    Love the post. This response is merely supplemental.

  • garbo77

    Hi Joel and everyone!

    Seems impossible, but we know all things are possible for God. And that is to pray that God will, somehow, get us all on the same page spiritually. But even then, we will still have preferences for what Pastor we feel comfortable with, etc.

    I believe that God never intended for us to be anything other than the church He showed to us in Acts. However, man wants to do things his way and now we have thousands of churches with variances of beliefs.

    My wife and I prayed for God to show us the church that He wanted us to attend. We have been in the church, that He showed to us, for close to ten years.

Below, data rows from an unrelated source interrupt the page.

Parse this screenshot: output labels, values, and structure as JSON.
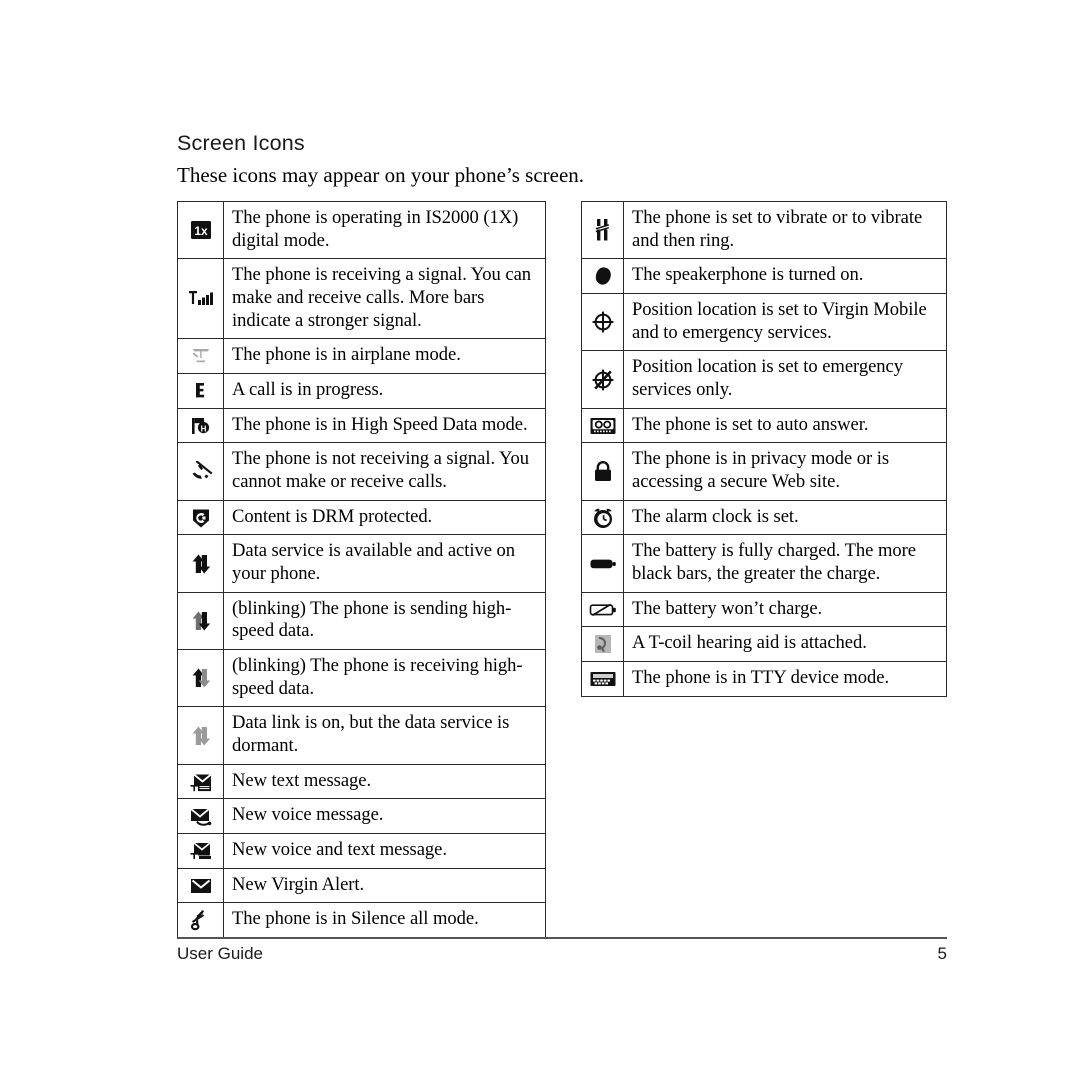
{
  "page": {
    "title": "Screen Icons",
    "subtitle": "These icons may appear on your phone’s screen."
  },
  "footer": {
    "left_label": "User Guide",
    "page_number": "5",
    "rule_color": "#555555"
  },
  "tables": {
    "left": {
      "rows": [
        {
          "icon": "1x-digital-mode-icon",
          "text": "The phone is operating in IS2000 (1X) digital mode."
        },
        {
          "icon": "signal-bars-icon",
          "text": "The phone is receiving a signal. You can make and receive calls. More bars indicate a stronger signal."
        },
        {
          "icon": "airplane-mode-icon",
          "text": "The phone is in airplane mode."
        },
        {
          "icon": "call-in-progress-icon",
          "text": "A call is in progress."
        },
        {
          "icon": "high-speed-data-icon",
          "text": "The phone is in High Speed Data mode."
        },
        {
          "icon": "no-signal-icon",
          "text": "The phone is not receiving a signal. You cannot make or receive calls."
        },
        {
          "icon": "drm-shield-icon",
          "text": "Content is DRM protected."
        },
        {
          "icon": "data-active-icon",
          "text": "Data service is available and active on your phone."
        },
        {
          "icon": "data-sending-icon",
          "text": "(blinking) The phone is sending high-speed data."
        },
        {
          "icon": "data-receiving-icon",
          "text": "(blinking) The phone is receiving high-speed data."
        },
        {
          "icon": "data-dormant-icon",
          "text": "Data link is on, but the data service is dormant."
        },
        {
          "icon": "new-text-message-icon",
          "text": "New text message."
        },
        {
          "icon": "new-voice-message-icon",
          "text": "New voice message."
        },
        {
          "icon": "new-voice-and-text-icon",
          "text": "New voice and text message."
        },
        {
          "icon": "new-virgin-alert-icon",
          "text": "New Virgin Alert."
        },
        {
          "icon": "silence-all-icon",
          "text": "The phone is in Silence all mode."
        }
      ]
    },
    "right": {
      "rows": [
        {
          "icon": "vibrate-icon",
          "text": "The phone is set to vibrate or to vibrate and then ring."
        },
        {
          "icon": "speakerphone-icon",
          "text": "The speakerphone is turned on."
        },
        {
          "icon": "position-location-on-icon",
          "text": "Position location is set to Virgin Mobile and to emergency services."
        },
        {
          "icon": "position-location-911-icon",
          "text": "Position location is set to emergency services only."
        },
        {
          "icon": "auto-answer-icon",
          "text": "The phone is set to auto answer."
        },
        {
          "icon": "privacy-lock-icon",
          "text": "The phone is in privacy mode or is accessing a secure Web site."
        },
        {
          "icon": "alarm-clock-icon",
          "text": "The alarm clock is set."
        },
        {
          "icon": "battery-full-icon",
          "text": "The battery is fully charged. The more black bars, the greater the charge."
        },
        {
          "icon": "battery-no-charge-icon",
          "text": "The battery won’t charge."
        },
        {
          "icon": "tcoil-hearing-aid-icon",
          "text": "A T-coil hearing aid is attached."
        },
        {
          "icon": "tty-device-icon",
          "text": "The phone is in TTY device mode."
        }
      ]
    }
  }
}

Are the leaders perfect, is the congregation perfect? No, but that is where God put us and we, by the grace of God, will stay unless he tells us to go elsewhere! And guess what, we aren’t perfect either; guess we should feel right at home while God helps each of us from glory to glory become closer to Him and striving to be more and more obedient to Him!

    Joel, I’m headed for 74 years young and have noticed a sharp decline our family coming together to fellowship and have dinner together, etc. I remember when I was younger (I’m still young); when I was a child, that we got together at Grandma and Grandpa’s home and they. in our home,for dinner often, especially on Sunday. Do you see that happening or is it just in our family? Another thing that we always did is eat together. I feel the watching of TV and the playing of video games has caused a decrease in family meals together. I feel it is so important to eat together. It just seems to bring the family to being closer. How do you feel about that?

    Keep up the good job and God Bless!

    Dr. Gary

    • If only there were a book written about our decline in community and how to restore it. Hmmm….

  • texasjo

    I chose the RCC when I was twelve, after going to a few others, and reading in the bible when Jesus changed Simon’s name to Peter, giving him the keys to the kingdom and the first “church,” was universal-Catholic. Since I’ve talked to many others who say “Since you love Jesus so much, why are you in that Cult? That worships Mary, that keeps Jesus hung on the cross, where priests molest children…where they wear robes, and worship bread?” They do not even consider Catholics as Christians. The Pope says we can all go to heaven. I didn’t like the old days when it was forbidden for us to go to another church, unless there was a wedding or a funeral and we asked permission. I think we should be inclusive, and that faith is a gift from the Holy Spirit. Perhaps they will one day understand the other churches. I believe IF it is in the intent of the person to follow Jesus and love God above all things, and they do not know any better, they are saved. I do not go to church much anymore because I found too much discord, people wanted to be heads of ministries, judgemental people, people who have no regard that church is a place where we should dress as well as for a date, besides, the music is crummy, and I loved singing the Gregorian Chant. Also, Fellowship Bible Church was much nicer to me in my time of need. We do not seem to have fellowship except at fish frys, bingo’s etc…I think there should be a “lower” Mass…tone down the robes, cut out some stuff from the ancient folks, be happy, and when they sing “Hallelujah, ” let it come forth as they mean it. Most of all, I would like up to date, interesting homilies we called sermons. Not ask for money for missions or parking lots. Tell why girls shouldn’t wear pierced belly parts that show in church, even strapless dresses, and men shouldn’t just roll off the tennis court. Oh, well…